24 September 2012

On the TNA’s post-election statement

R. Sampanthan, leader of the Tamil National Alliance, has offered the party’s reading of the recently concluded elections for the Eastern Provincial Council.  As the party with the backing of the majority of Tamils, the TNA’s analysis warrants comment. 

The TNA claims that the elections were neither free nor fair, lists numerous illegal and corrupt practices and blames the repeal of the 17th Amendment of the Constitution for this state of affairs.  There were indeed several incidents which scarred the entire process.  On the other hand, even the TNA would admit that immediate action was taken by the Elections Commissioner on each and every occasion.  There were independent election monitors on the ground and even a cursory glance at reports from such entities from earlier elections would show that the incidence of wrongdoing was comparatively low.  

The overall margin, a mere 6217 votes, gave the ruling party 2 extra seats, which goes to show that even a minor tweaking of the law can have a huge bearing on outcome; all the more reason for further tweaking the system to eliminate error and loophole.  To be fair, the repeal of the 17th did not take us back to anything like the 1999 Wayamba elections, but democracies are never perfect and for this reason can always be made better.  

It is heartening that the TNA has decided to speak of systemic flaws and chosen to list all the violations, especially since the TNA’s constituent parties and their representatives, especially R. Sampanthan, were not only silent about the body blows to the democratic process delivered by the LTTE but actually benefited from these same violations to enter Parliament!  This about-change then can also be read as a positive outcome of taking the LTTE out of the political equation.  For that, the TNA, Sampanthan, as well as the Tamils who voted for the TNA and the TNA can thank the President and the security forces.
Sampanthan has blasted the Government for trying to intimidate and/or purchase those elected on the TNA ticket.  Which country has Sampanthan being living in?  Was he not intimidated and/or purchased by the LTTE?  Weren’t those who didn’t toe the line murdered in cold blood?  That said, he is spot in objecting to such despicable moves, even though he demonstrates an unfortunate degree of memory loss.  It’s wrong of course, but his case would be stronger if it was preceded by a confession. 
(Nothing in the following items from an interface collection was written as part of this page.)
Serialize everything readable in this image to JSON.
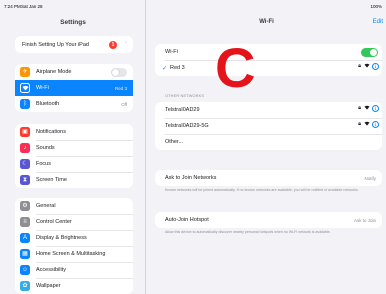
{
  "status": {
    "time": "7:24 PM",
    "date": "Sat Jan 28",
    "battery": "100%"
  },
  "settings": {
    "title": "Settings",
    "promo": {
      "label": "Finish Setting Up Your iPad",
      "badge": "1"
    },
    "group1": [
      {
        "label": "Airplane Mode",
        "icon": "airplane-icon",
        "color": "#ff9500",
        "value": ""
      },
      {
        "label": "Wi-Fi",
        "icon": "wifi-icon",
        "color": "#0a84ff",
        "value": "Red 3"
      },
      {
        "label": "Bluetooth",
        "icon": "bluetooth-icon",
        "color": "#0a84ff",
        "value": "Off"
      }
    ],
    "group2": [
      {
        "label": "Notifications",
        "icon": "notifications-icon",
        "color": "#ff3b30"
      },
      {
        "label": "Sounds",
        "icon": "sounds-icon",
        "color": "#ff2d55"
      },
      {
        "label": "Focus",
        "icon": "focus-icon",
        "color": "#5856d6"
      },
      {
        "label": "Screen Time",
        "icon": "screen-time-icon",
        "color": "#5856d6"
      }
    ],
    "group3": [
      {
        "label": "General",
        "icon": "gear-icon",
        "color": "#8e8e93"
      },
      {
        "label": "Control Center",
        "icon": "control-center-icon",
        "color": "#8e8e93"
      },
      {
        "label": "Display & Brightness",
        "icon": "display-icon",
        "color": "#0a84ff"
      },
      {
        "label": "Home Screen & Multitasking",
        "icon": "home-screen-icon",
        "color": "#0a84ff"
      },
      {
        "label": "Accessibility",
        "icon": "accessibility-icon",
        "color": "#0a84ff"
      },
      {
        "label": "Wallpaper",
        "icon": "wallpaper-icon",
        "color": "#32ade6"
      }
    ]
  },
  "wifi": {
    "title": "Wi-Fi",
    "edit": "Edit",
    "toggle_label": "Wi-Fi",
    "connected": "Red 3",
    "other_networks_header": "OTHER NETWORKS",
    "networks": [
      "TelstraI0AD29",
      "TelstraI0AD29-5G"
    ],
    "other": "Other...",
    "ask_join": {
      "label": "Ask to Join Networks",
      "value": "Notify"
    },
    "ask_join_footer": "Known networks will be joined automatically. If no known networks are available, you will be notified of available networks.",
    "auto_join": {
      "label": "Auto-Join Hotspot",
      "value": "Ask to Join"
    },
    "auto_join_footer": "Allow this device to automatically discover nearby personal hotspots when no Wi-Fi network is available."
  },
  "overlay_letter": "C",
  "accent": "#0a84ff",
  "toggle_on_color": "#34c759"
}
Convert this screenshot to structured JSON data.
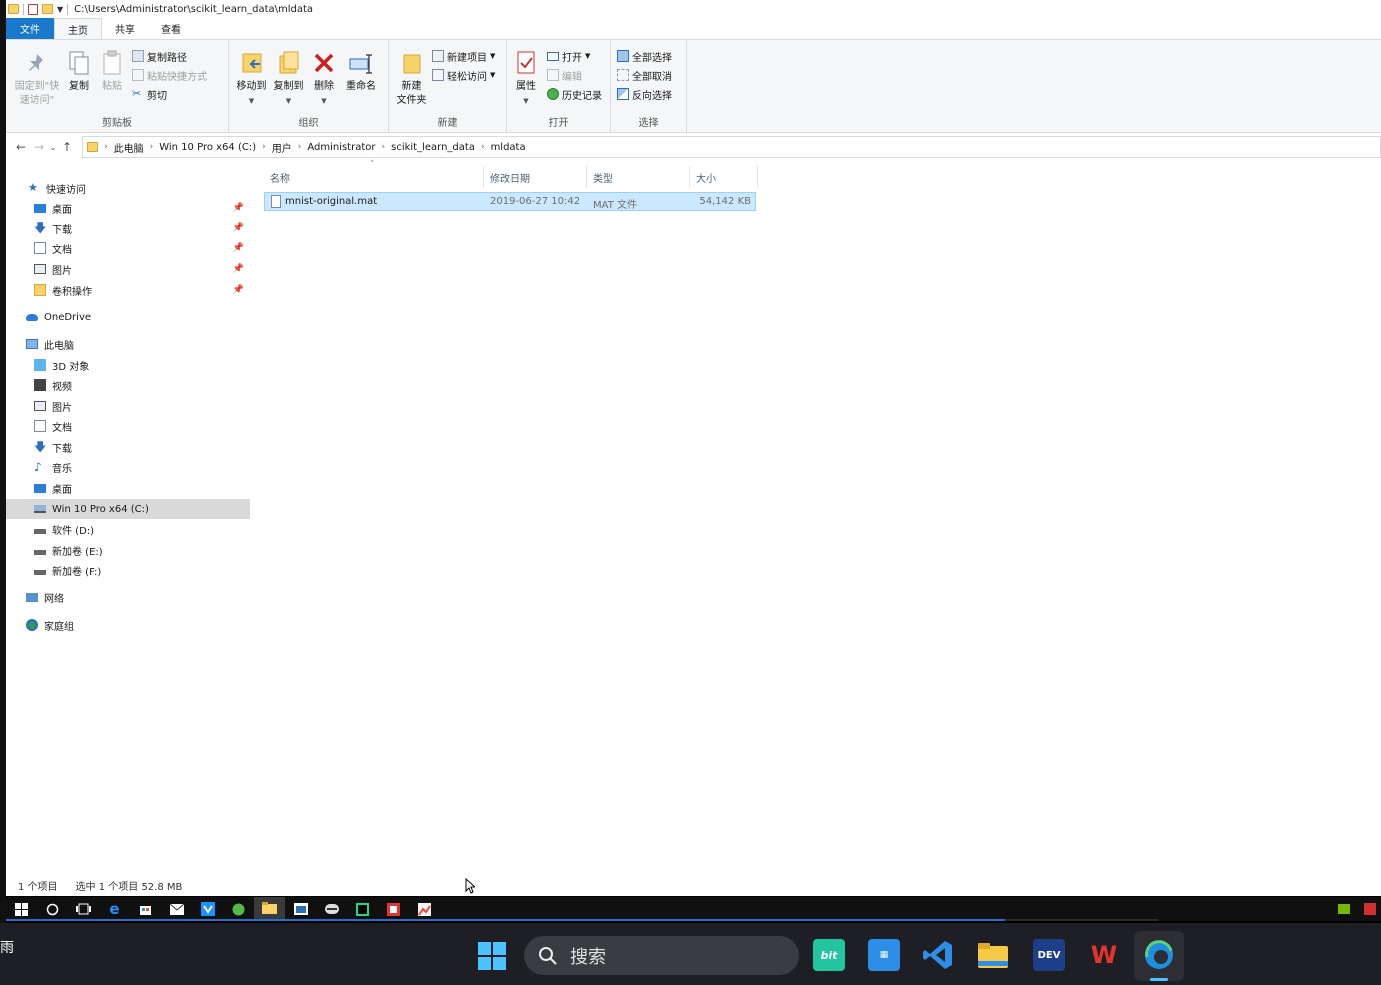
{
  "title_path": "C:\\Users\\Administrator\\scikit_learn_data\\mldata",
  "tabs": [
    "文件",
    "主页",
    "共享",
    "查看"
  ],
  "ribbon": {
    "clipboard": {
      "label": "剪贴板",
      "pin_label_1": "固定到\"快",
      "pin_label_2": "速访问\"",
      "copy": "复制",
      "paste": "粘贴",
      "copy_path": "复制路径",
      "paste_shortcut": "粘贴快捷方式",
      "cut": "剪切"
    },
    "organize": {
      "label": "组织",
      "move_to": "移动到",
      "copy_to": "复制到",
      "delete": "删除",
      "rename": "重命名"
    },
    "new": {
      "label": "新建",
      "new_folder_1": "新建",
      "new_folder_2": "文件夹",
      "new_item": "新建项目",
      "easy_access": "轻松访问"
    },
    "open": {
      "label": "打开",
      "properties": "属性",
      "open": "打开",
      "edit": "编辑",
      "history": "历史记录"
    },
    "select": {
      "label": "选择",
      "select_all": "全部选择",
      "select_none": "全部取消",
      "invert": "反向选择"
    }
  },
  "breadcrumb": [
    "此电脑",
    "Win 10 Pro x64 (C:)",
    "用户",
    "Administrator",
    "scikit_learn_data",
    "mldata"
  ],
  "nav": {
    "quick_access": "快速访问",
    "qa_items": [
      "桌面",
      "下载",
      "文档",
      "图片",
      "卷积操作"
    ],
    "onedrive": "OneDrive",
    "this_pc": "此电脑",
    "pc_items": [
      "3D 对象",
      "视频",
      "图片",
      "文档",
      "下载",
      "音乐",
      "桌面",
      "Win 10 Pro x64 (C:)",
      "软件 (D:)",
      "新加卷 (E:)",
      "新加卷 (F:)"
    ],
    "network": "网络",
    "homegroup": "家庭组"
  },
  "columns": {
    "name": "名称",
    "date": "修改日期",
    "type": "类型",
    "size": "大小"
  },
  "files": [
    {
      "name": "mnist-original.mat",
      "date": "2019-06-27 10:42",
      "type": "MAT 文件",
      "size": "54,142 KB"
    }
  ],
  "status": {
    "count": "1 个项目",
    "selected": "选中 1 个项目  52.8 MB"
  },
  "outer_taskbar": {
    "weather": "雨",
    "search_placeholder": "搜索"
  },
  "taskbar_icons": [
    "bit-icon",
    "youdao-icon",
    "vscode-icon",
    "file-explorer-icon",
    "devcpp-icon",
    "wps-icon",
    "edge-icon"
  ]
}
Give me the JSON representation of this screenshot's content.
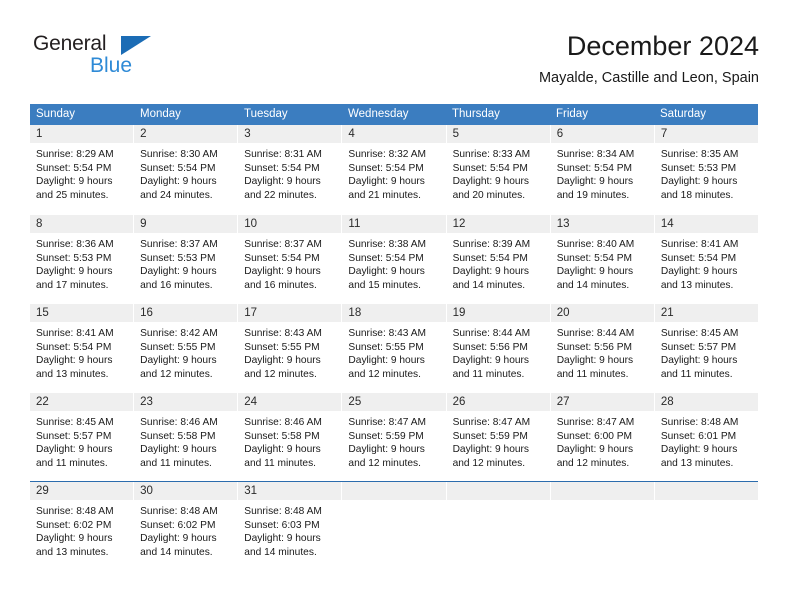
{
  "brand": {
    "name_part1": "General",
    "name_part2": "Blue"
  },
  "header": {
    "title": "December 2024",
    "subtitle": "Mayalde, Castille and Leon, Spain"
  },
  "calendar": {
    "weekdays": [
      "Sunday",
      "Monday",
      "Tuesday",
      "Wednesday",
      "Thursday",
      "Friday",
      "Saturday"
    ],
    "accent_color": "#3b7dc0",
    "day_band_color": "#efefef",
    "weeks": [
      [
        {
          "day": "1",
          "sunrise": "Sunrise: 8:29 AM",
          "sunset": "Sunset: 5:54 PM",
          "daylight1": "Daylight: 9 hours",
          "daylight2": "and 25 minutes."
        },
        {
          "day": "2",
          "sunrise": "Sunrise: 8:30 AM",
          "sunset": "Sunset: 5:54 PM",
          "daylight1": "Daylight: 9 hours",
          "daylight2": "and 24 minutes."
        },
        {
          "day": "3",
          "sunrise": "Sunrise: 8:31 AM",
          "sunset": "Sunset: 5:54 PM",
          "daylight1": "Daylight: 9 hours",
          "daylight2": "and 22 minutes."
        },
        {
          "day": "4",
          "sunrise": "Sunrise: 8:32 AM",
          "sunset": "Sunset: 5:54 PM",
          "daylight1": "Daylight: 9 hours",
          "daylight2": "and 21 minutes."
        },
        {
          "day": "5",
          "sunrise": "Sunrise: 8:33 AM",
          "sunset": "Sunset: 5:54 PM",
          "daylight1": "Daylight: 9 hours",
          "daylight2": "and 20 minutes."
        },
        {
          "day": "6",
          "sunrise": "Sunrise: 8:34 AM",
          "sunset": "Sunset: 5:54 PM",
          "daylight1": "Daylight: 9 hours",
          "daylight2": "and 19 minutes."
        },
        {
          "day": "7",
          "sunrise": "Sunrise: 8:35 AM",
          "sunset": "Sunset: 5:53 PM",
          "daylight1": "Daylight: 9 hours",
          "daylight2": "and 18 minutes."
        }
      ],
      [
        {
          "day": "8",
          "sunrise": "Sunrise: 8:36 AM",
          "sunset": "Sunset: 5:53 PM",
          "daylight1": "Daylight: 9 hours",
          "daylight2": "and 17 minutes."
        },
        {
          "day": "9",
          "sunrise": "Sunrise: 8:37 AM",
          "sunset": "Sunset: 5:53 PM",
          "daylight1": "Daylight: 9 hours",
          "daylight2": "and 16 minutes."
        },
        {
          "day": "10",
          "sunrise": "Sunrise: 8:37 AM",
          "sunset": "Sunset: 5:54 PM",
          "daylight1": "Daylight: 9 hours",
          "daylight2": "and 16 minutes."
        },
        {
          "day": "11",
          "sunrise": "Sunrise: 8:38 AM",
          "sunset": "Sunset: 5:54 PM",
          "daylight1": "Daylight: 9 hours",
          "daylight2": "and 15 minutes."
        },
        {
          "day": "12",
          "sunrise": "Sunrise: 8:39 AM",
          "sunset": "Sunset: 5:54 PM",
          "daylight1": "Daylight: 9 hours",
          "daylight2": "and 14 minutes."
        },
        {
          "day": "13",
          "sunrise": "Sunrise: 8:40 AM",
          "sunset": "Sunset: 5:54 PM",
          "daylight1": "Daylight: 9 hours",
          "daylight2": "and 14 minutes."
        },
        {
          "day": "14",
          "sunrise": "Sunrise: 8:41 AM",
          "sunset": "Sunset: 5:54 PM",
          "daylight1": "Daylight: 9 hours",
          "daylight2": "and 13 minutes."
        }
      ],
      [
        {
          "day": "15",
          "sunrise": "Sunrise: 8:41 AM",
          "sunset": "Sunset: 5:54 PM",
          "daylight1": "Daylight: 9 hours",
          "daylight2": "and 13 minutes."
        },
        {
          "day": "16",
          "sunrise": "Sunrise: 8:42 AM",
          "sunset": "Sunset: 5:55 PM",
          "daylight1": "Daylight: 9 hours",
          "daylight2": "and 12 minutes."
        },
        {
          "day": "17",
          "sunrise": "Sunrise: 8:43 AM",
          "sunset": "Sunset: 5:55 PM",
          "daylight1": "Daylight: 9 hours",
          "daylight2": "and 12 minutes."
        },
        {
          "day": "18",
          "sunrise": "Sunrise: 8:43 AM",
          "sunset": "Sunset: 5:55 PM",
          "daylight1": "Daylight: 9 hours",
          "daylight2": "and 12 minutes."
        },
        {
          "day": "19",
          "sunrise": "Sunrise: 8:44 AM",
          "sunset": "Sunset: 5:56 PM",
          "daylight1": "Daylight: 9 hours",
          "daylight2": "and 11 minutes."
        },
        {
          "day": "20",
          "sunrise": "Sunrise: 8:44 AM",
          "sunset": "Sunset: 5:56 PM",
          "daylight1": "Daylight: 9 hours",
          "daylight2": "and 11 minutes."
        },
        {
          "day": "21",
          "sunrise": "Sunrise: 8:45 AM",
          "sunset": "Sunset: 5:57 PM",
          "daylight1": "Daylight: 9 hours",
          "daylight2": "and 11 minutes."
        }
      ],
      [
        {
          "day": "22",
          "sunrise": "Sunrise: 8:45 AM",
          "sunset": "Sunset: 5:57 PM",
          "daylight1": "Daylight: 9 hours",
          "daylight2": "and 11 minutes."
        },
        {
          "day": "23",
          "sunrise": "Sunrise: 8:46 AM",
          "sunset": "Sunset: 5:58 PM",
          "daylight1": "Daylight: 9 hours",
          "daylight2": "and 11 minutes."
        },
        {
          "day": "24",
          "sunrise": "Sunrise: 8:46 AM",
          "sunset": "Sunset: 5:58 PM",
          "daylight1": "Daylight: 9 hours",
          "daylight2": "and 11 minutes."
        },
        {
          "day": "25",
          "sunrise": "Sunrise: 8:47 AM",
          "sunset": "Sunset: 5:59 PM",
          "daylight1": "Daylight: 9 hours",
          "daylight2": "and 12 minutes."
        },
        {
          "day": "26",
          "sunrise": "Sunrise: 8:47 AM",
          "sunset": "Sunset: 5:59 PM",
          "daylight1": "Daylight: 9 hours",
          "daylight2": "and 12 minutes."
        },
        {
          "day": "27",
          "sunrise": "Sunrise: 8:47 AM",
          "sunset": "Sunset: 6:00 PM",
          "daylight1": "Daylight: 9 hours",
          "daylight2": "and 12 minutes."
        },
        {
          "day": "28",
          "sunrise": "Sunrise: 8:48 AM",
          "sunset": "Sunset: 6:01 PM",
          "daylight1": "Daylight: 9 hours",
          "daylight2": "and 13 minutes."
        }
      ],
      [
        {
          "day": "29",
          "sunrise": "Sunrise: 8:48 AM",
          "sunset": "Sunset: 6:02 PM",
          "daylight1": "Daylight: 9 hours",
          "daylight2": "and 13 minutes."
        },
        {
          "day": "30",
          "sunrise": "Sunrise: 8:48 AM",
          "sunset": "Sunset: 6:02 PM",
          "daylight1": "Daylight: 9 hours",
          "daylight2": "and 14 minutes."
        },
        {
          "day": "31",
          "sunrise": "Sunrise: 8:48 AM",
          "sunset": "Sunset: 6:03 PM",
          "daylight1": "Daylight: 9 hours",
          "daylight2": "and 14 minutes."
        },
        {
          "day": "",
          "sunrise": "",
          "sunset": "",
          "daylight1": "",
          "daylight2": ""
        },
        {
          "day": "",
          "sunrise": "",
          "sunset": "",
          "daylight1": "",
          "daylight2": ""
        },
        {
          "day": "",
          "sunrise": "",
          "sunset": "",
          "daylight1": "",
          "daylight2": ""
        },
        {
          "day": "",
          "sunrise": "",
          "sunset": "",
          "daylight1": "",
          "daylight2": ""
        }
      ]
    ]
  }
}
The TNA takes pains to claim that the result showed that the majority was against the Government.  Sampanthan forgets that the SLMC is a constituent member of the ruling coalition.  A regional preference for a communalist party does not indicate general antipathy to the ruling party at the political center.  Sampanthan’s ‘logic’ can be turned against the TNA, SLMC, UNP and JVP as well.  It can be said that the majority of the people rejected all four parties.  Today, for convenient, Sampanthan concocts an artificial solidarity among all parties excluding the UPFA.  He does not mention the fact that all four contested SEPARATELY.  If there was solidarity and commonality in political platform the four could have contested TOGETHER.  The ‘mandate’ was not to ‘function against the UPFA’, as Sampanthan likes to read it.  The mandate given the TNA was different from that given to the SLMC, JVP and UNP.  It is sophomoric to aggregate these and posit a re-reading of mandate that alleviates one’s political angst of the particular political moment. 

Another strange element of the TNA statement is its tired lament about the SLMC’s decision to back the UPFA to set up the Eastern Provincial Council.  Sampanthan is upset that the SLMC chose to play second fiddle to the UPFA in the East even after the TNA offered the SLMC the Chief Minister post.  Well, it seems that the SLMC or at least its leadership had done a cost-benefit analysis before making a decision.  Sampanthan, of all people, should not be surprised, for he has played that kind of politics for years.  

What is really disconcerting is the cheap attempt to tag the TNA to the SLMC using the language-string.  The commonality seeker ‘Tamil Speaking People’ is straight out of the LTTE book and the larger archive of Eelamism.  At best, it was a convenience.  The way it got played out over time is a history lesson the Muslims are not likely to forget anytime soon.  They were slaughtered by the LTTE who were not bothered about language commonality when the blood-letting was planned and executed. And Sampanthan should know that ‘language’ was not an issue when Duraiappah was murdered, or when his own leader A. Amirthalingam was shot dead.  He probably has a list of all Tamil-speaking Tamils assassinated by the LTTE and he should know better than anyone else how long it is. It constitutes the ‘final word’ of this kind of cheap, racist politics. 

Anyway, when Sampanthan describes the SLMC as ‘opportunistic’ and ‘unprincipled’, he conjures images of pots and kettles and their relative blackness!

Sampanthan has also kept silent on the fact that the result laid to rest all claims of ‘Tamil Homeland’.
  The vast majority rejected the concept (and this, following Sampanthan-TNA logic).  Those numbers seem to have escaped his mind.  Not surprising.

Overall, it’s time for the TNA to do a re-think and amend this post-election analysis.  It would be good for the TNA and good for the Tamil people too.  For us all, one might add.

['The Nation' DAILY editorial, September 24, 2012]